But after the convention was officially over, the mint sent the Loves on a post-conference group tour to Australia's tropical region, for which tickets cost $1,175 per person, according to the Australian Mint, which organized it.
The Loves flew on Sept. 30, 2010, from Sydney to tropical Cairns, in northeast Australia, and spent three days there, according to travel records obtained by CBC's the fifth estate under access to information.
They were joined by the mint's then-CEO, Ian Bennett, and his wife, who also enrolled in the tour — at a further cost to the Canadian Mint.
Activities included a daylong boat trip to Great Barrier Reef, with global mint-industry executives hanging out on deck in swimwear.
An official with the Australian mint, which organized the conference and subsequent tour, said the latter is "more about seeing the country but also allowing the networking opportunities." Michelle Nakamura said about 180 of the 400-plus mint industry personnel who attended the conference signed up for the tour.
Reached at his office in Toronto last week, Love, who was a close friend of the late former finance minister Jim Flaherty, would not agree to an interview about the 2010 trip.
In all, the Canadian mint sent at least seven people to Australia for the conference, of whom at least the Loves and Bennetts stayed afterwards for the sightseeing and networking. Total bill: more than $66,500.

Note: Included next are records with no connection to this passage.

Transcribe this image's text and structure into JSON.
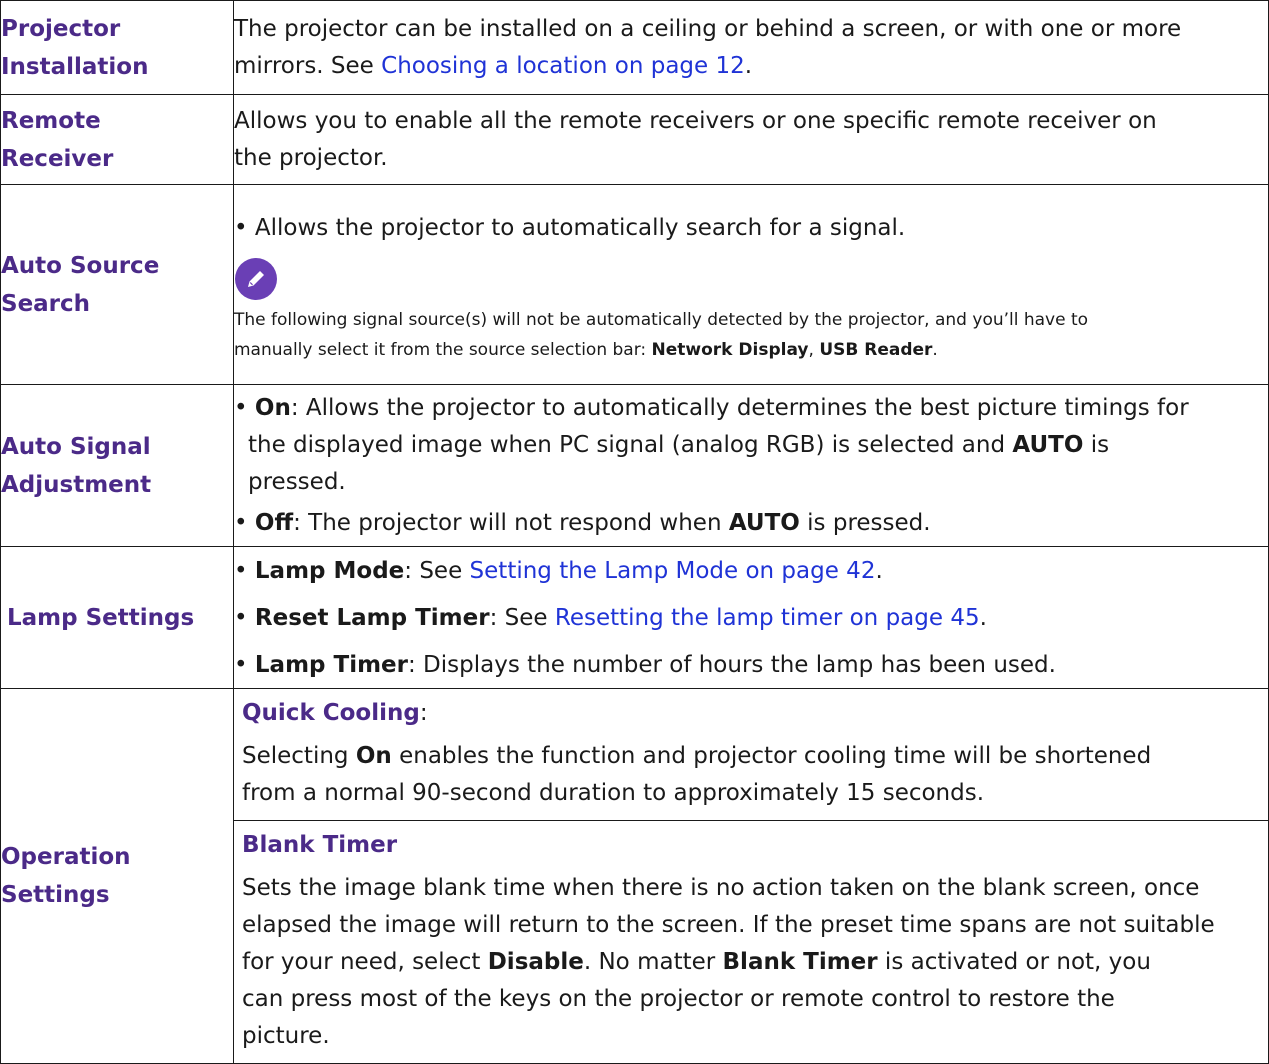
{
  "rows": {
    "projector_installation": {
      "label_line1": "Projector",
      "label_line2": "Installation",
      "desc_line1": "The projector can be installed on a ceiling or behind a screen, or with one or more",
      "desc_line2_prefix": "mirrors. See ",
      "desc_link": "Choosing a location on page 12",
      "desc_line2_suffix": "."
    },
    "remote_receiver": {
      "label_line1": "Remote",
      "label_line2": "Receiver",
      "desc_line1": "Allows you to enable all the remote receivers or one specific remote receiver on",
      "desc_line2": "the projector."
    },
    "auto_source_search": {
      "label_line1": "Auto Source",
      "label_line2": "Search",
      "bullet": "• Allows the projector to automatically search for a signal.",
      "note_icon": "pencil-note-icon",
      "note_line1": "The following signal source(s) will not be automatically detected by the projector, and you’ll have to",
      "note_line2_prefix": "manually select it from the source selection bar: ",
      "note_bold1": "Network Display",
      "note_sep": ", ",
      "note_bold2": "USB Reader",
      "note_suffix": "."
    },
    "auto_signal_adjustment": {
      "label_line1": "Auto Signal",
      "label_line2": "Adjustment",
      "on_bullet": "• ",
      "on_bold": "On",
      "on_text1": ": Allows the projector to automatically determines the best picture timings for",
      "on_text2_prefix": "the displayed image when PC signal (analog RGB) is selected and ",
      "on_text2_bold": "AUTO",
      "on_text2_suffix": " is",
      "on_text3": "pressed.",
      "off_bullet": "• ",
      "off_bold": "Off",
      "off_text_prefix": ": The projector will not respond when ",
      "off_text_bold": "AUTO",
      "off_text_suffix": " is pressed."
    },
    "lamp_settings": {
      "label": "Lamp Settings",
      "b1_prefix": "• ",
      "b1_bold": "Lamp Mode",
      "b1_mid": ": See ",
      "b1_link": "Setting the Lamp Mode on page 42",
      "b1_suffix": ".",
      "b2_prefix": "• ",
      "b2_bold": "Reset Lamp Timer",
      "b2_mid": ": See ",
      "b2_link": "Resetting the lamp timer on page 45",
      "b2_suffix": ".",
      "b3_prefix": "• ",
      "b3_bold": "Lamp Timer",
      "b3_text": ": Displays the number of hours the lamp has been used."
    },
    "operation_settings": {
      "label_line1": "Operation",
      "label_line2": "Settings",
      "quick_title": "Quick Cooling",
      "quick_title_suffix": ":",
      "quick_line1_prefix": "Selecting ",
      "quick_line1_bold": "On",
      "quick_line1_suffix": " enables the function and projector cooling time will be shortened",
      "quick_line2": "from a normal 90-second duration to approximately 15 seconds.",
      "blank_title": "Blank Timer",
      "blank_line1": "Sets the image blank time when there is no action taken on the blank screen, once",
      "blank_line2": "elapsed the image will return to the screen. If the preset time spans are not suitable",
      "blank_line3_prefix": "for your need, select ",
      "blank_line3_bold1": "Disable",
      "blank_line3_mid": ". No matter ",
      "blank_line3_bold2": "Blank Timer",
      "blank_line3_suffix": " is activated or not, you",
      "blank_line4": "can press most of the keys on the projector or remote control to restore the",
      "blank_line5": "picture."
    }
  },
  "colors": {
    "label": "#4b2a88",
    "link": "#1f33d6",
    "note_icon_bg": "#6a3fb5"
  }
}
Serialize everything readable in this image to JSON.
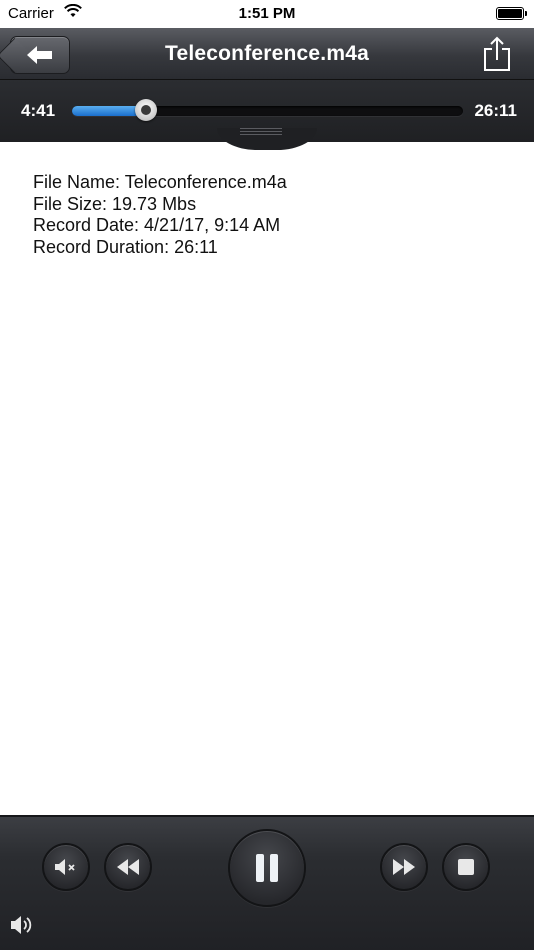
{
  "status_bar": {
    "carrier": "Carrier",
    "time": "1:51 PM"
  },
  "nav": {
    "title": "Teleconference.m4a",
    "back_icon": "back-arrow-icon",
    "share_icon": "share-icon"
  },
  "player": {
    "elapsed": "4:41",
    "total": "26:11",
    "progress_fraction": 0.179,
    "accent": "#2a85e0"
  },
  "info": {
    "file_name": "File Name: Teleconference.m4a",
    "file_size": "File Size: 19.73 Mbs",
    "record_date": "Record Date: 4/21/17, 9:14 AM",
    "record_duration": "Record Duration: 26:11"
  },
  "controls": {
    "mute_icon": "mute-icon",
    "rewind_icon": "rewind-icon",
    "pause_icon": "pause-icon",
    "fast_forward_icon": "fast-forward-icon",
    "stop_icon": "stop-icon",
    "volume_icon": "volume-icon"
  }
}
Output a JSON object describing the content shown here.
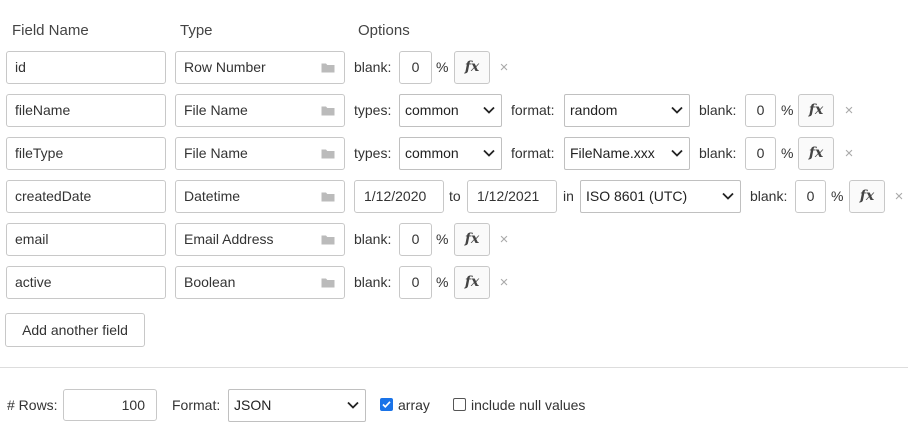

Two years later, it was more of the same: Love and his wife attended the next Mint Directors Conference, in Vienna in 2012. They again went on the post-conference tour, a voyage by train through the Austrian countryside followed by a couple nights in Salzburg. The total bill for their business-class airfares and hotel stays during the conference: $21,967.
The revelations about the Australia and Vienna trips come a week after Canada's auditor general delivered his latest findings on the expenses of senators, whose travel spending is facing a crackdown amid a series of ongoing scandals.
Yesterday, the the fifth estate also reported the Canadian mint paid for 11 of its staff, including four senior officers, to go on a three-day junket to a Caribbean beach resort following last year's Mint Directors Conference in Mexico City. The mint arranged for four executives' spouses to go, too, though they cancelled for undetermined reasons.
Proponents say the trips by mint personnel are important for business, allowing the Crown corporation to woo potential clients and suppliers in a more casual setting that's conducive to drumming up sales. The Canadian mint in particular earns significant revenues manufacturing other countries' currency, and brought in $73 million last year producing coins, blanks and medallions for 15 foreign states.
"The program at the conferences is so tight, so there's not time whatsoever to set up a business meeting. So this is more the time that we do that," said Andrea Lang, sales director for the Austrian Mint, which hosted the 2012 conference.
Mint revokes spousal travel
The Australia and Austria expenses appear to be in line with Royal Canadian Mint policies at the time. The mint allowed its directors to fly business class. And in mid-2010, it changed its rules to allow directors to take their spouses on business trips "where appropriate due to RCM's objectives, protocol or custom."
But it appears it was alone among its peers in making the move. Four other major national mints canvassed by CBC — in Australia, Austria, Britain and the United States — all said they do not allow spousal travel expenses.
And Canada's mint has since renounced the policy.
When CBC News began asking the mint questions about its travel expenses in early 2014, spokesperson Christine Aquino said it is "a business expectation … for officials within the minting industry to be accompanied by their spouse for important occasions such as the Mint Directors' Conference."
In recent weeks, however, it did not respond directly to further questions. Then on June 1, the mint went public about a major overhaul of its rules. In a statement to the CBC, it said spousal travel will no longer be permitted at all, nor any trips to post-conferences.
The mint said it was implementing the changes to meet the "expectations Canadians have of a Crown corporation."